“Would love to have you join us as an advisor” Every time I hear this, I respond with the same question. “What role do you want the advisor to play, and I can tell you whether I am the right fit.”

Building an advisory board is tough. First, you need to get the right advisors. Second, you need to provide value to the advisors in addition to deriving value from them. Most important however is the clarity on what is the role you want the advisor to play in your growth journey.

I have worked as an advisor with entrepreneurs from multiple countries – Kenya, South Africa, India, Indonesia and Pakistan, who are building amazing impactful organizations, both in the for-profit and non-profit sector. I find myself playing one of five roles, irrespective of geography or stage of the organization. And I organize them in an easy to remember acronym – BOARD (Surprise!)

BS Detector:

The best advisory role I find myself playing is to hold founders accountable for their vision. To ensure that they do not stray from what they originally set out to do.

Oftentimes, things look shiny from the outside and there may be attractive opportunities to digress. But it’s at times like these when an advisor is crucial to ensure that you are staying in path. And they do this by asking the right questions, again and again. Questions such as “Is this aligned to your mission/ vision?” “Does this resonate with your value system?”. While your tactics might change, the larger ethos of the business must remain intact and that’s the role of a “BS detector”.


Irrespective of which sector you operate in, having an advisor who has already gone through the phases you have gone through or will go through, is worth its weight in gold.

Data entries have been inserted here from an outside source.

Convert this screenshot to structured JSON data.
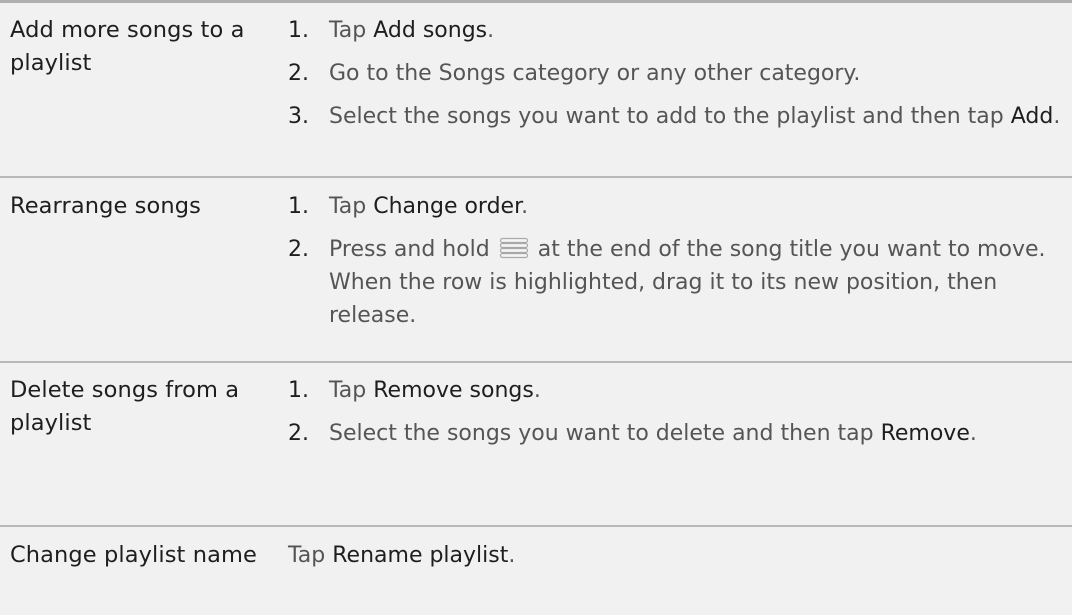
{
  "rows": [
    {
      "action": "Add more songs to a playlist",
      "steps": [
        {
          "num": "1.",
          "pre": "Tap ",
          "em": "Add songs",
          "post": "."
        },
        {
          "num": "2.",
          "pre": "Go to the Songs category or any other category.",
          "em": "",
          "post": ""
        },
        {
          "num": "3.",
          "pre": "Select the songs you want to add to the playlist and then tap ",
          "em": "Add",
          "post": "."
        }
      ]
    },
    {
      "action": "Rearrange songs",
      "steps": [
        {
          "num": "1.",
          "pre": "Tap ",
          "em": "Change order",
          "post": "."
        },
        {
          "num": "2.",
          "pre": "Press and hold",
          "icon": "drag-handle-icon",
          "post": "at the end of the song title you want to move. When the row is highlighted, drag it to its new position, then release."
        }
      ]
    },
    {
      "action": "Delete songs from a playlist",
      "steps": [
        {
          "num": "1.",
          "pre": "Tap ",
          "em": "Remove songs",
          "post": "."
        },
        {
          "num": "2.",
          "pre": "Select the songs you want to delete and then tap ",
          "em": "Remove",
          "post": "."
        }
      ]
    },
    {
      "action": "Change playlist name",
      "single": {
        "pre": "Tap ",
        "em": "Rename playlist",
        "post": "."
      }
    }
  ]
}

When we were building Vaatsalya Hospitals, we had Vipul Parekh and VS Sudhakar as our advisors. Their experience of having scaled Fabmall was tremendously useful for us – even though that was in retail while we were in healthcare. Nonetheless, they had gone through the same issues of hiring, franchisee management, growth pains etc.

I work today with organizations that span public health, education, emergency response and technology, but the fundamental blocks of growth remain the same – finding product-market fit, hiring key employees, scaling sustainably, and building leadership skills.

Agony Aunt/Uncle:

One of my favorite sayings in business is “You have not realized what entrepreneurship is, unless you have missed one payroll and have had to explain to your employees why you won’t be able to pay them this month.”

There are going to be tremendously difficult situations during the journey – downsizing, legal issues, co-founder issues, hiring pains, investor management, competition become unicorn etc. Having someone to talk to, who can help clarify your thoughts and be there during these tough times is critical. Anyone can guide a ship in calm waters, the real test is who is on deck with you when the storm hits.

Resource Connector/Evaluator:

As a growing organization, you are always looking for people – employees, consultants, lawyers and so on. When you need someone trust worthy, leveraging the advisory board is the best thing to do. They probably know someone who has worked with them or worked with other companies and have good reputation.

I think one of the most rewarding aspects of receiving regular updates from organizations I am advising is this is specific ask from founders – “This is the issue; do you have someone who can help us?”

Domain Expert:

This one is a no brainer. Most people approach advisory board members for this. Domain expertise is important in specialized fields such as healthcare and finance, to have someone who has a sense of where the industry is going, what are the trends to look out for etc.

But it is important to find the right domain expert to be part of the advisory group. I believe that experts who are open to new ideas and are constantly learning new things are a better choice than grey hairs. Things change so rapidly in any space that prior track record is no guarantee of future success. The best domain experts in my experience have been people who have spent multiple years in a field, built a body of knowledge, but have also failed at some things.

So, when you are looking to build an advisory board, these five roles might be useful to keep in mind. Many a times, the same person might play multiple roles.

What you definitely DO NOT want on your advisory board are “update takers” – people who only look for regular updates and critique the past performance. If you are not getting direction for the future, its time to reevaluate your advisory board.